The response must contain every line below in which "title" appears.

> _Entries taken from a collection_:
-=-=-

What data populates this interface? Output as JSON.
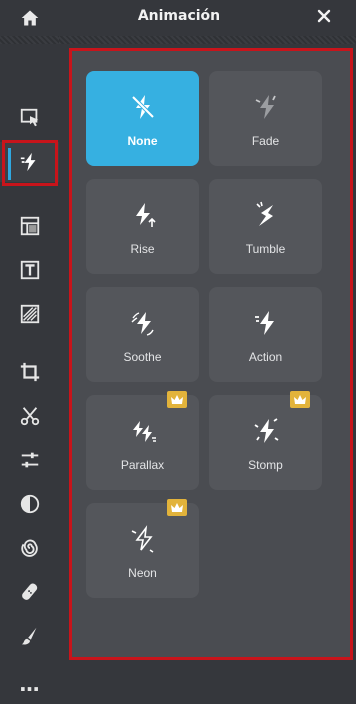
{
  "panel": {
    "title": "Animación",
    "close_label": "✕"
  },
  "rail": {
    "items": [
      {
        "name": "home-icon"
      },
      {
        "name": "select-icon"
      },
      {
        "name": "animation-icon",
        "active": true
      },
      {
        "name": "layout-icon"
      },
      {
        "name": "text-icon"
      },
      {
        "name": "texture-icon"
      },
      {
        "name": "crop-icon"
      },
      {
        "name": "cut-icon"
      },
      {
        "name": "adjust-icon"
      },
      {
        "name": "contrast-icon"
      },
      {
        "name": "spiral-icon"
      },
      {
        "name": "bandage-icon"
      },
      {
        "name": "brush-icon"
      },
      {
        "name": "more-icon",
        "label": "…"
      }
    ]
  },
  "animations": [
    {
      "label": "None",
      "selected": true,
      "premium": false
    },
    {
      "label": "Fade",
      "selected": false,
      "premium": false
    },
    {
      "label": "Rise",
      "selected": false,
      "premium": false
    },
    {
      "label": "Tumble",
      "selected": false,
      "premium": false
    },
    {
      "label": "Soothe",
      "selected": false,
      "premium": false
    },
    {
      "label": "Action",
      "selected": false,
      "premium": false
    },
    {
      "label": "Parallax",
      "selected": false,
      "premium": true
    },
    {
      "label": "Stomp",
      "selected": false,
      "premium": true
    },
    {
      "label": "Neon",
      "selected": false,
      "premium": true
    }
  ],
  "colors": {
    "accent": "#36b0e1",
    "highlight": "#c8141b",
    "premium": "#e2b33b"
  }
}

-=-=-

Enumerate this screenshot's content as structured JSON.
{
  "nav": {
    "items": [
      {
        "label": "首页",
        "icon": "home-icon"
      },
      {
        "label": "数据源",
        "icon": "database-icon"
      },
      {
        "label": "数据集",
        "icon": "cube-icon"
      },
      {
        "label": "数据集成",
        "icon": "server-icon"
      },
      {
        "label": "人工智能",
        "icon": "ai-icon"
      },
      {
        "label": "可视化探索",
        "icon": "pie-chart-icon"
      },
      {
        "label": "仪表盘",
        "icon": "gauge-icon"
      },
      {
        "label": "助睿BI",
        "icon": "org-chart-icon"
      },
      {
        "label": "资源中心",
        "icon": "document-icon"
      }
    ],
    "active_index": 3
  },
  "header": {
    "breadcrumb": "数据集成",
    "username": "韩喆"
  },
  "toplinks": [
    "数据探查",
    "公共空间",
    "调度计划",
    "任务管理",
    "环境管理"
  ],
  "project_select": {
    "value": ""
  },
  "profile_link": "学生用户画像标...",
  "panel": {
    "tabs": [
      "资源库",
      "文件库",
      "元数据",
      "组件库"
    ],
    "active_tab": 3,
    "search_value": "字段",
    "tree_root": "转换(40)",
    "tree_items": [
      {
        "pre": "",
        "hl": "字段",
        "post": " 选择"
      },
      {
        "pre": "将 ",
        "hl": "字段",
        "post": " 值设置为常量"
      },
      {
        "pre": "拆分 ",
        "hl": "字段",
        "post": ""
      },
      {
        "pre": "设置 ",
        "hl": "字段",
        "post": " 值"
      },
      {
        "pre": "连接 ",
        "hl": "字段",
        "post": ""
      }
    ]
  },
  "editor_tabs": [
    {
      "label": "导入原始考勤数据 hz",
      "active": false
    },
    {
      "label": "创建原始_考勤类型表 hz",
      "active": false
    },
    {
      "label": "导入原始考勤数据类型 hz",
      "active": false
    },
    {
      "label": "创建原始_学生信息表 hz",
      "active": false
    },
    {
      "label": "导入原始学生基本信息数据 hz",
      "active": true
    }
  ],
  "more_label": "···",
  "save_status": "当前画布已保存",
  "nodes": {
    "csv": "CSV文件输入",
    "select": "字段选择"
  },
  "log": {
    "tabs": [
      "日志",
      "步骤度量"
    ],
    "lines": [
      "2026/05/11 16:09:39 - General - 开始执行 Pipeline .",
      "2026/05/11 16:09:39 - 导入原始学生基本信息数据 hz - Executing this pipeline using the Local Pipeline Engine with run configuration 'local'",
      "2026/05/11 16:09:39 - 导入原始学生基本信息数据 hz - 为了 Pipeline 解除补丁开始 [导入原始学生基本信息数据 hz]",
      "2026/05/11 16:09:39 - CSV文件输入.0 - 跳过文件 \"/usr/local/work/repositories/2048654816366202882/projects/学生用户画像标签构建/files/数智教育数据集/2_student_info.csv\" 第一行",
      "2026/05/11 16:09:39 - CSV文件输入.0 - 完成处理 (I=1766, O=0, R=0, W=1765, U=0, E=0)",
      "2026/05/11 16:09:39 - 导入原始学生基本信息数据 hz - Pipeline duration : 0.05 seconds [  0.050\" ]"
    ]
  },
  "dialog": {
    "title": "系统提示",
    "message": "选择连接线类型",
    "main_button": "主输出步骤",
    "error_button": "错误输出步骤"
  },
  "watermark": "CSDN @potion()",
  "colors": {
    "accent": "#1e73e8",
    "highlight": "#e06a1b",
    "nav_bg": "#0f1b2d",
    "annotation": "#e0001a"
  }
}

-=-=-

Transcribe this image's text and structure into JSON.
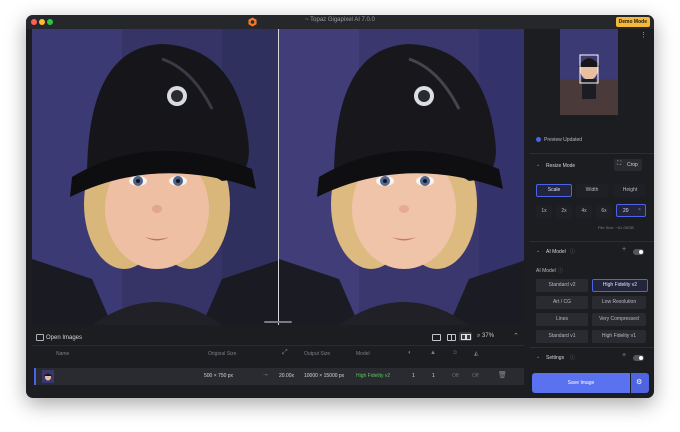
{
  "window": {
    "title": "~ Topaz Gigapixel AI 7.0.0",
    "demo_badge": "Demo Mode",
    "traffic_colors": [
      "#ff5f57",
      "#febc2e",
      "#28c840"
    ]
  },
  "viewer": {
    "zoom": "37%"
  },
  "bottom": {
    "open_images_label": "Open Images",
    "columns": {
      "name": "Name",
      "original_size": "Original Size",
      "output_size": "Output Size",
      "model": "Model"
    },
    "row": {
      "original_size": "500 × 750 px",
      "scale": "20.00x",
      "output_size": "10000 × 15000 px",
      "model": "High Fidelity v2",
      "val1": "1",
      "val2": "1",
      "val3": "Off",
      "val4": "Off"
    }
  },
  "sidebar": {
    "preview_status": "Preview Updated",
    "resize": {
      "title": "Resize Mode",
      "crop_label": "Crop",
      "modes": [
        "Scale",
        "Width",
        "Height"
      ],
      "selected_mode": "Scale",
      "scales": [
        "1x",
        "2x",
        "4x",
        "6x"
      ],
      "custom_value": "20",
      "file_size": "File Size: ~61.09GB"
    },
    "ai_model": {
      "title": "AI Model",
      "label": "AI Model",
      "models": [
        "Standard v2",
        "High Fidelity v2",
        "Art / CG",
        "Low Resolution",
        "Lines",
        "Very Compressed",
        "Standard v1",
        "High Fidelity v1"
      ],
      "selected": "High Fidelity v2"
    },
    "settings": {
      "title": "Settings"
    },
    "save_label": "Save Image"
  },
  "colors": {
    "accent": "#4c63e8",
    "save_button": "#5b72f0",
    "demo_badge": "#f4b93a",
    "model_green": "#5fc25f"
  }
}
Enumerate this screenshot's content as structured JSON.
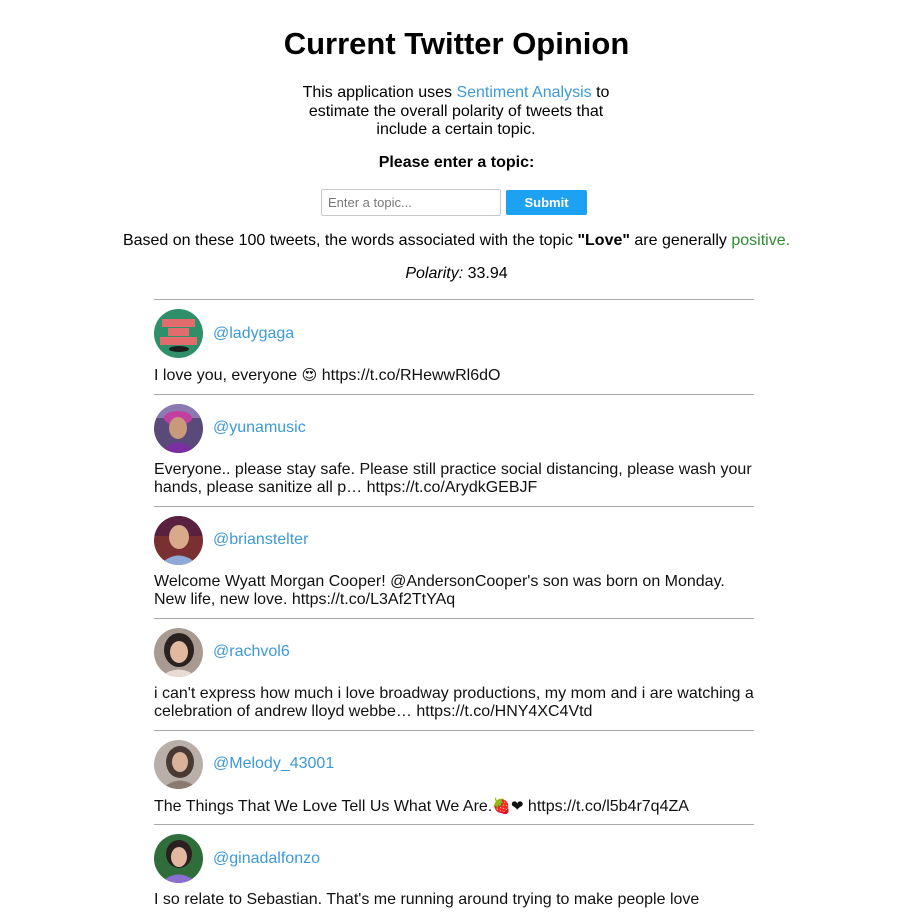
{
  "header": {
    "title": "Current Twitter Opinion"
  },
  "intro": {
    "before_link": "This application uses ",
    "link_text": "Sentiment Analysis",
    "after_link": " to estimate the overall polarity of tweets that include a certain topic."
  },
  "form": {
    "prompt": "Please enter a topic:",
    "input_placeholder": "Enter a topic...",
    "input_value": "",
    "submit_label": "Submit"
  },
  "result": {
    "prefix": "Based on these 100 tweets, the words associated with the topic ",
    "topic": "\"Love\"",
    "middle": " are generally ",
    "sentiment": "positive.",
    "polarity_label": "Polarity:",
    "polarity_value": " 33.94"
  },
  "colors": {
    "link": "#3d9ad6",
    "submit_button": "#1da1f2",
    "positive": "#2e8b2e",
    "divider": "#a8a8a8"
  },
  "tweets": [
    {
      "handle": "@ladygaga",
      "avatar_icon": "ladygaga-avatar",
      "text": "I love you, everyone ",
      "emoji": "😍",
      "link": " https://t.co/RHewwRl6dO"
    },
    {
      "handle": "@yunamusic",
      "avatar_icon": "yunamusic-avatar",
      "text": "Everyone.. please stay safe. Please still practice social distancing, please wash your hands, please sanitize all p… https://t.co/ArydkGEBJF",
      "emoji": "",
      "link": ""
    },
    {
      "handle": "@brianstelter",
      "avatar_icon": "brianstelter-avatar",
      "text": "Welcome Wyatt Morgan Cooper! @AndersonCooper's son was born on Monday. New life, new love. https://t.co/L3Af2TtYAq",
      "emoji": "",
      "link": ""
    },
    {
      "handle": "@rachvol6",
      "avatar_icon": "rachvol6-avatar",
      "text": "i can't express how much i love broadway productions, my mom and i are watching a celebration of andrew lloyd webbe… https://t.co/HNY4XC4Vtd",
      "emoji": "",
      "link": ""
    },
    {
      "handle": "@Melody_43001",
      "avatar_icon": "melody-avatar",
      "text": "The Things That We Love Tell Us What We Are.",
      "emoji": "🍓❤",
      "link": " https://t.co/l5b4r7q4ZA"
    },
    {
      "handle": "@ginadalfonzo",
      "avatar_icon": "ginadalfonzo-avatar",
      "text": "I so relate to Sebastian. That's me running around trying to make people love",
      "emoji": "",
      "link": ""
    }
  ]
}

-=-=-

> _YOUR SOLUTION_:
    "title": "Animación",
    "title": "系统提示",
    "title": "~ Topaz Gigapixel AI 7.0.0",
      "title": "Resize Mode",
      "title": "AI Model",
      "title": "Settings"
    "title": "Current Twitter Opinion"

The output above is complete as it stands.